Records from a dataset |
################
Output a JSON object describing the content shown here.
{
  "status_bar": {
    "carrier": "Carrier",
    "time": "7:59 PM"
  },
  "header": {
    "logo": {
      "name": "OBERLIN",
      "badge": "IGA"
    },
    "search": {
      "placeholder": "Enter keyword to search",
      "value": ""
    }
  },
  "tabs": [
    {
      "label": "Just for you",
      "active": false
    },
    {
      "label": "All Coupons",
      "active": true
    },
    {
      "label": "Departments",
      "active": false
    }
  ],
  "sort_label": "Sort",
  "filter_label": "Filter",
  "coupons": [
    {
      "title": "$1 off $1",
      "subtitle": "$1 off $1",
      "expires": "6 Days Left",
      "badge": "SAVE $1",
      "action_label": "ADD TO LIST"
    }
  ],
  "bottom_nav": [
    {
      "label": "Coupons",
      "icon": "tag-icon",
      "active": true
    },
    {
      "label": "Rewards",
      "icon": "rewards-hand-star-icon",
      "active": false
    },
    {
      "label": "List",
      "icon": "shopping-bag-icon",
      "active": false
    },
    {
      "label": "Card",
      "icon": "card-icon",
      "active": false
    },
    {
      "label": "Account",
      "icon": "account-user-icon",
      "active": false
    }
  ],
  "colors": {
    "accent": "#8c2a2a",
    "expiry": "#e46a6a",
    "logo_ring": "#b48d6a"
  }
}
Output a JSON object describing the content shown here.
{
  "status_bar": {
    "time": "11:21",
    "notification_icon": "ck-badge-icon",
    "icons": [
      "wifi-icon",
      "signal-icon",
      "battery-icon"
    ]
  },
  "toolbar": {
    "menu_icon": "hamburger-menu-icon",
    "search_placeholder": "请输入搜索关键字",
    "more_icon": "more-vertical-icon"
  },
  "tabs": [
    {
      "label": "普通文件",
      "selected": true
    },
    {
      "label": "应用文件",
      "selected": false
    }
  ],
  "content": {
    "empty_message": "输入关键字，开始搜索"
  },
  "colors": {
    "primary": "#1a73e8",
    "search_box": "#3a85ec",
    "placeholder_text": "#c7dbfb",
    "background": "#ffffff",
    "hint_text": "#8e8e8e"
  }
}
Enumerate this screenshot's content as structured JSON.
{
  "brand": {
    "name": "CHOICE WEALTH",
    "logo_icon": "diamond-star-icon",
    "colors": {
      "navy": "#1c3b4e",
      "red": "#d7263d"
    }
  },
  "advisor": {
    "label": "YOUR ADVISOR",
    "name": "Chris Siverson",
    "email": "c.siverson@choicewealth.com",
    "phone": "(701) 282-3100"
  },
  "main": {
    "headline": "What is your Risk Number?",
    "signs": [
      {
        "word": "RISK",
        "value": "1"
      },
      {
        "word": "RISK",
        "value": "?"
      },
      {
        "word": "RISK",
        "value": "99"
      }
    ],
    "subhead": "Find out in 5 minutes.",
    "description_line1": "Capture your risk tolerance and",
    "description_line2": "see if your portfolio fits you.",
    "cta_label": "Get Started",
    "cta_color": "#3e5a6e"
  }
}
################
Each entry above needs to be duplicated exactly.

Result for this exercise |
Output a JSON object describing the content shown here.
{
  "status_bar": {
    "carrier": "Carrier",
    "time": "7:59 PM"
  },
  "header": {
    "logo": {
      "name": "OBERLIN",
      "badge": "IGA"
    },
    "search": {
      "placeholder": "Enter keyword to search",
      "value": ""
    }
  },
  "tabs": [
    {
      "label": "Just for you",
      "active": false
    },
    {
      "label": "All Coupons",
      "active": true
    },
    {
      "label": "Departments",
      "active": false
    }
  ],
  "sort_label": "Sort",
  "filter_label": "Filter",
  "coupons": [
    {
      "title": "$1 off $1",
      "subtitle": "$1 off $1",
      "expires": "6 Days Left",
      "badge": "SAVE $1",
      "action_label": "ADD TO LIST"
    }
  ],
  "bottom_nav": [
    {
      "label": "Coupons",
      "icon": "tag-icon",
      "active": true
    },
    {
      "label": "Rewards",
      "icon": "rewards-hand-star-icon",
      "active": false
    },
    {
      "label": "List",
      "icon": "shopping-bag-icon",
      "active": false
    },
    {
      "label": "Card",
      "icon": "card-icon",
      "active": false
    },
    {
      "label": "Account",
      "icon": "account-user-icon",
      "active": false
    }
  ],
  "colors": {
    "accent": "#8c2a2a",
    "expiry": "#e46a6a",
    "logo_ring": "#b48d6a"
  }
}
Output a JSON object describing the content shown here.
{
  "status_bar": {
    "time": "11:21",
    "notification_icon": "ck-badge-icon",
    "icons": [
      "wifi-icon",
      "signal-icon",
      "battery-icon"
    ]
  },
  "toolbar": {
    "menu_icon": "hamburger-menu-icon",
    "search_placeholder": "请输入搜索关键字",
    "more_icon": "more-vertical-icon"
  },
  "tabs": [
    {
      "label": "普通文件",
      "selected": true
    },
    {
      "label": "应用文件",
      "selected": false
    }
  ],
  "content": {
    "empty_message": "输入关键字，开始搜索"
  },
  "colors": {
    "primary": "#1a73e8",
    "search_box": "#3a85ec",
    "placeholder_text": "#c7dbfb",
    "background": "#ffffff",
    "hint_text": "#8e8e8e"
  }
}
Enumerate this screenshot's content as structured JSON.
{
  "brand": {
    "name": "CHOICE WEALTH",
    "logo_icon": "diamond-star-icon",
    "colors": {
      "navy": "#1c3b4e",
      "red": "#d7263d"
    }
  },
  "advisor": {
    "label": "YOUR ADVISOR",
    "name": "Chris Siverson",
    "email": "c.siverson@choicewealth.com",
    "phone": "(701) 282-3100"
  },
  "main": {
    "headline": "What is your Risk Number?",
    "signs": [
      {
        "word": "RISK",
        "value": "1"
      },
      {
        "word": "RISK",
        "value": "?"
      },
      {
        "word": "RISK",
        "value": "99"
      }
    ],
    "subhead": "Find out in 5 minutes.",
    "description_line1": "Capture your risk tolerance and",
    "description_line2": "see if your portfolio fits you.",
    "cta_label": "Get Started",
    "cta_color": "#3e5a6e"
  }
}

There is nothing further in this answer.